Piccadilly Circus is located directly between an intersection of London’s best-known areas (Regent’s Street, Piccadilly, Leicester Square, Soho and Trafalgar Square, depending on which direction you take).
So Piccadilly Circus is very much a gateway to London’s premier landmarks. It also has a certain iconic fame, having featured in scores of music videos, films and photographs representing London.
The original tube station was opened in 1906 and demolished in the 1980s. It was replaced by a larger structure to accommodate an ever-increasing volume of passenger traffic. Piccadilly Circus tube is today served by the Piccadilly and Bakerloo lines within Zone 1 of the London Underground.
Local attractions within walking distance
If you are standing at Piccadilly Circus, you are certain to experience a sense of déjà vu. That is due to the innate familiarity that many citizens from all over the world have with this busy street junction.
Piccadilly Circus is often compared to Times Square in New York.
This is partly due to its proximity to the theatre district and partly because of the brightly-lit neon signs and video advertising displays that have been tacked on to the façade of a staid old Victorian building in its northwestern corner, at the junction of Shaftesbury Avenue and Glasshouse Street.
Look across the street and you’ll see a statue, sometimes known as the Angel of Christian Charity but commonly referred to as Eros, as well as a fountain dedicated to the memory of Lord Shaftesbury.
The neighborhood of Piccadilly Circus has been fashionable since the late 17th century when the life of the court centered on nearby St. James’s Palace. It is a place which still retains its vibrancy and sophistication with its steady stream of visitors.
Piccadilly Circus is a great place to experience the “vibe” of one of the world’s greatest cities and watch people make their way to the multiplex cinemas, pubs, restaurants, coffee houses, comedy clubs and cavernous shops that surround this elegant hub.
Piccadilly Circus puts you within walking distance of some prime London attractions: these include St James’s Church (designed by Christopher Wren), Burlington House (a magnificent listed building, home to the Royal Academy of Arts) and Leicester Square, representing the heart and hearth of British and world cinema.
Hotels near Piccadilly Circus
The area also naturally has a variety of hotels, ranging from the classy Ritz to mid-range chain hotels like the Thistle Piccadilly and the Royal Trafalgar, as well as the Radisson Edwardian Leicester Square Hotel or the intimate and eco-friendly Cavendish Hotel.
Hotel rates tend to be high due to the centrality of the location.
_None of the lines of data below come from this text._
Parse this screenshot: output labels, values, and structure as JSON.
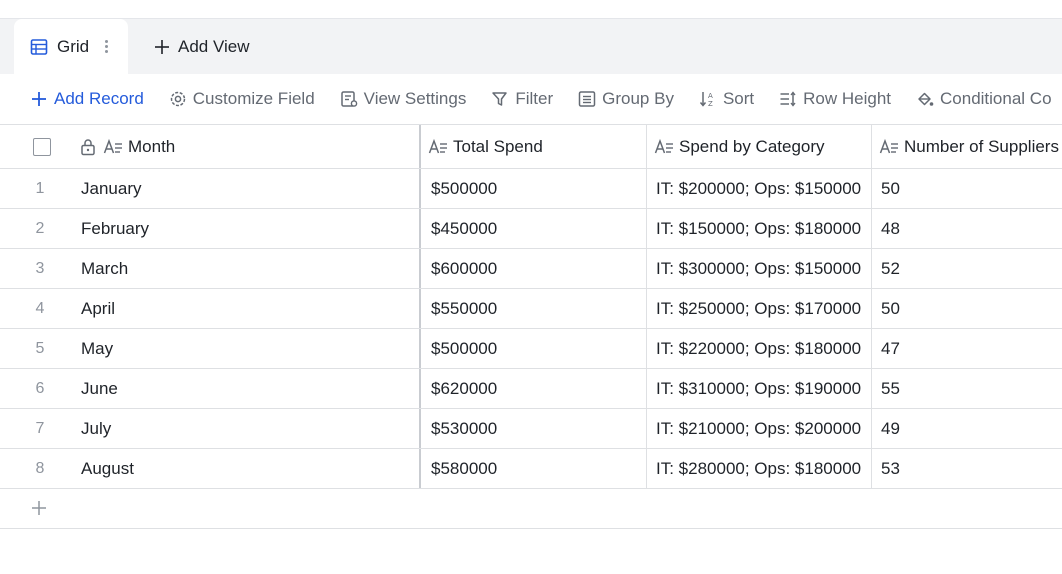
{
  "views": {
    "active_tab": {
      "label": "Grid",
      "icon": "grid-icon"
    },
    "add_view_label": "Add View"
  },
  "toolbar": {
    "add_record": "Add Record",
    "customize_field": "Customize Field",
    "view_settings": "View Settings",
    "filter": "Filter",
    "group_by": "Group By",
    "sort": "Sort",
    "row_height": "Row Height",
    "conditional": "Conditional Co"
  },
  "table": {
    "columns": [
      "Month",
      "Total Spend",
      "Spend by Category",
      "Number of Suppliers"
    ],
    "rows": [
      {
        "index": "1",
        "month": "January",
        "total": "$500000",
        "category": "IT: $200000; Ops: $150000",
        "suppliers": "50"
      },
      {
        "index": "2",
        "month": "February",
        "total": "$450000",
        "category": "IT: $150000; Ops: $180000",
        "suppliers": "48"
      },
      {
        "index": "3",
        "month": "March",
        "total": "$600000",
        "category": "IT: $300000; Ops: $150000",
        "suppliers": "52"
      },
      {
        "index": "4",
        "month": "April",
        "total": "$550000",
        "category": "IT: $250000; Ops: $170000",
        "suppliers": "50"
      },
      {
        "index": "5",
        "month": "May",
        "total": "$500000",
        "category": "IT: $220000; Ops: $180000",
        "suppliers": "47"
      },
      {
        "index": "6",
        "month": "June",
        "total": "$620000",
        "category": "IT: $310000; Ops: $190000",
        "suppliers": "55"
      },
      {
        "index": "7",
        "month": "July",
        "total": "$530000",
        "category": "IT: $210000; Ops: $200000",
        "suppliers": "49"
      },
      {
        "index": "8",
        "month": "August",
        "total": "$580000",
        "category": "IT: $280000; Ops: $180000",
        "suppliers": "53"
      }
    ]
  },
  "colors": {
    "accent": "#245bdb",
    "muted": "#646a73",
    "border": "#dee0e3"
  }
}
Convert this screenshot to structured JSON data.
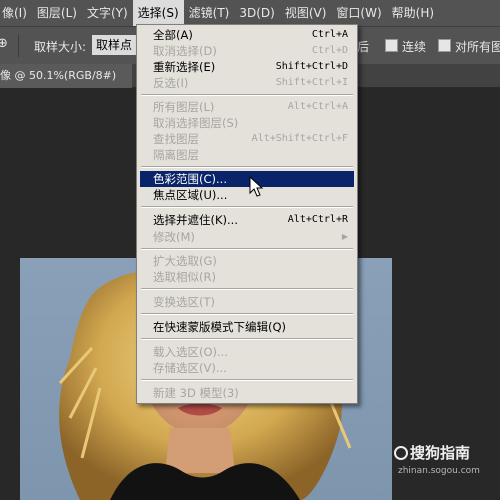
{
  "menubar": {
    "items": [
      "像(I)",
      "图层(L)",
      "文字(Y)",
      "选择(S)",
      "滤镜(T)",
      "3D(D)",
      "视图(V)",
      "窗口(W)",
      "帮助(H)"
    ]
  },
  "options_bar": {
    "tool_glyph": "⊕",
    "sample_size_label": "取样大小:",
    "sample_size_value": "取样点",
    "partial_text": "后",
    "contiguous_label": "连续",
    "all_layers_label": "对所有图"
  },
  "document_tab": {
    "title": "像 @ 50.1%(RGB/8#)"
  },
  "select_menu": {
    "items": [
      {
        "label": "全部(A)",
        "shortcut": "Ctrl+A",
        "enabled": true
      },
      {
        "label": "取消选择(D)",
        "shortcut": "Ctrl+D",
        "enabled": false
      },
      {
        "label": "重新选择(E)",
        "shortcut": "Shift+Ctrl+D",
        "enabled": true
      },
      {
        "label": "反选(I)",
        "shortcut": "Shift+Ctrl+I",
        "enabled": false
      },
      {
        "label": "所有图层(L)",
        "shortcut": "Alt+Ctrl+A",
        "enabled": false
      },
      {
        "label": "取消选择图层(S)",
        "shortcut": "",
        "enabled": false
      },
      {
        "label": "查找图层",
        "shortcut": "Alt+Shift+Ctrl+F",
        "enabled": false
      },
      {
        "label": "隔离图层",
        "shortcut": "",
        "enabled": false
      },
      {
        "label": "色彩范围(C)...",
        "shortcut": "",
        "enabled": true,
        "highlighted": true
      },
      {
        "label": "焦点区域(U)...",
        "shortcut": "",
        "enabled": true
      },
      {
        "label": "选择并遮住(K)...",
        "shortcut": "Alt+Ctrl+R",
        "enabled": true
      },
      {
        "label": "修改(M)",
        "shortcut": "",
        "enabled": false,
        "submenu": true
      },
      {
        "label": "扩大选取(G)",
        "shortcut": "",
        "enabled": false
      },
      {
        "label": "选取相似(R)",
        "shortcut": "",
        "enabled": false
      },
      {
        "label": "变换选区(T)",
        "shortcut": "",
        "enabled": false
      },
      {
        "label": "在快速蒙版模式下编辑(Q)",
        "shortcut": "",
        "enabled": true
      },
      {
        "label": "载入选区(O)...",
        "shortcut": "",
        "enabled": false
      },
      {
        "label": "存储选区(V)...",
        "shortcut": "",
        "enabled": false
      },
      {
        "label": "新建 3D 模型(3)",
        "shortcut": "",
        "enabled": false
      }
    ]
  },
  "watermark": {
    "brand": "搜狗指南",
    "url": "zhinan.sogou.com"
  },
  "colors": {
    "menu_bg": "#e4e1db",
    "highlight": "#0a246a",
    "disabled_text": "#a7a5a0",
    "app_bar": "#535353",
    "canvas_bg": "#8aa0b8"
  }
}
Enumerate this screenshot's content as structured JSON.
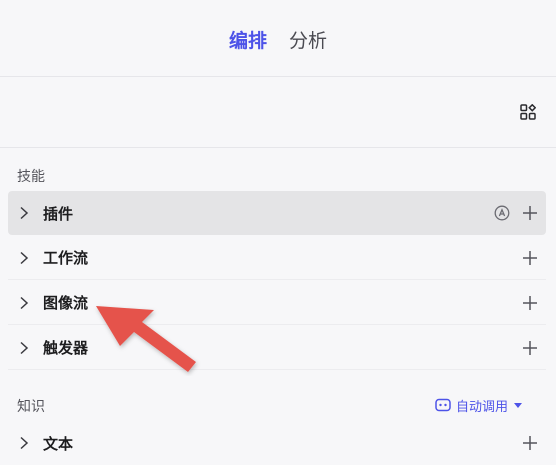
{
  "tabs": {
    "arrange": "编排",
    "analyze": "分析"
  },
  "sections": {
    "skills": "技能",
    "knowledge": "知识"
  },
  "skills": [
    {
      "label": "插件",
      "has_auto_badge": true
    },
    {
      "label": "工作流"
    },
    {
      "label": "图像流"
    },
    {
      "label": "触发器"
    }
  ],
  "knowledge": {
    "auto_call_label": "自动调用",
    "items": [
      {
        "label": "文本"
      }
    ]
  },
  "colors": {
    "accent": "#4d53e8",
    "annotation_arrow": "#e5534b",
    "highlight_row": "#e4e4e6"
  }
}
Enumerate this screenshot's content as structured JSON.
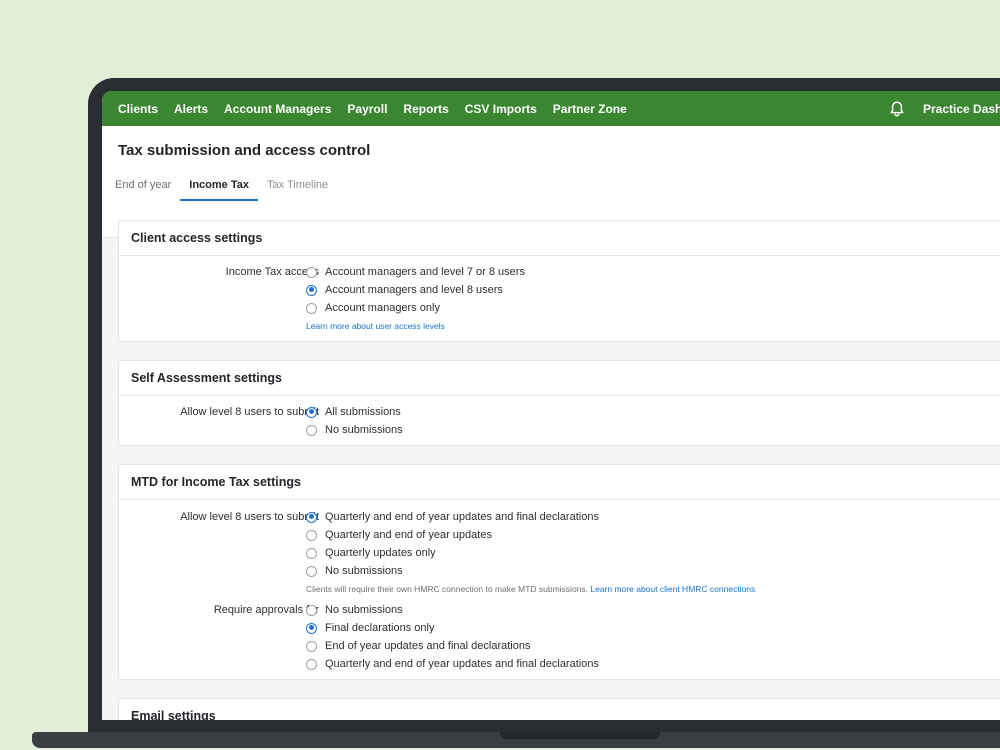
{
  "nav": {
    "items": [
      "Clients",
      "Alerts",
      "Account Managers",
      "Payroll",
      "Reports",
      "CSV Imports",
      "Partner Zone"
    ],
    "right_label": "Practice Dashb"
  },
  "page": {
    "title": "Tax submission and access control",
    "tabs": [
      {
        "label": "End of year",
        "state": "normal"
      },
      {
        "label": "Income Tax",
        "state": "active"
      },
      {
        "label": "Tax Timeline",
        "state": "muted"
      }
    ]
  },
  "client_access": {
    "title": "Client access settings",
    "income_tax_access": {
      "label": "Income Tax access",
      "options": [
        "Account managers and level 7 or 8 users",
        "Account managers and level 8 users",
        "Account managers only"
      ],
      "selected": 1
    },
    "learn_more": "Learn more about user access levels"
  },
  "self_assessment": {
    "title": "Self Assessment settings",
    "allow_submit": {
      "label": "Allow level 8 users to submit",
      "options": [
        "All submissions",
        "No submissions"
      ],
      "selected": 0
    }
  },
  "mtd": {
    "title": "MTD for Income Tax settings",
    "allow_submit": {
      "label": "Allow level 8 users to submit",
      "options": [
        "Quarterly and end of year updates and final declarations",
        "Quarterly and end of year updates",
        "Quarterly updates only",
        "No submissions"
      ],
      "selected": 0
    },
    "help_text": "Clients will require their own HMRC connection to make MTD submissions.",
    "help_link": "Learn more about client HMRC connections",
    "require_approvals": {
      "label": "Require approvals for",
      "options": [
        "No submissions",
        "Final declarations only",
        "End of year updates and final declarations",
        "Quarterly and end of year updates and final declarations"
      ],
      "selected": 1
    }
  },
  "email": {
    "title": "Email settings"
  },
  "colors": {
    "nav_green": "#3a8631",
    "accent_blue": "#1a73c9",
    "background": "#e0efd6"
  },
  "icons": {
    "notifications": "bell-icon"
  }
}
This makes it even more essential to do your research and make the right choice. Do check the London Hotels Insight blog to highlight hotels which currently have the highest rankings on TripAdvisor and offer the best value.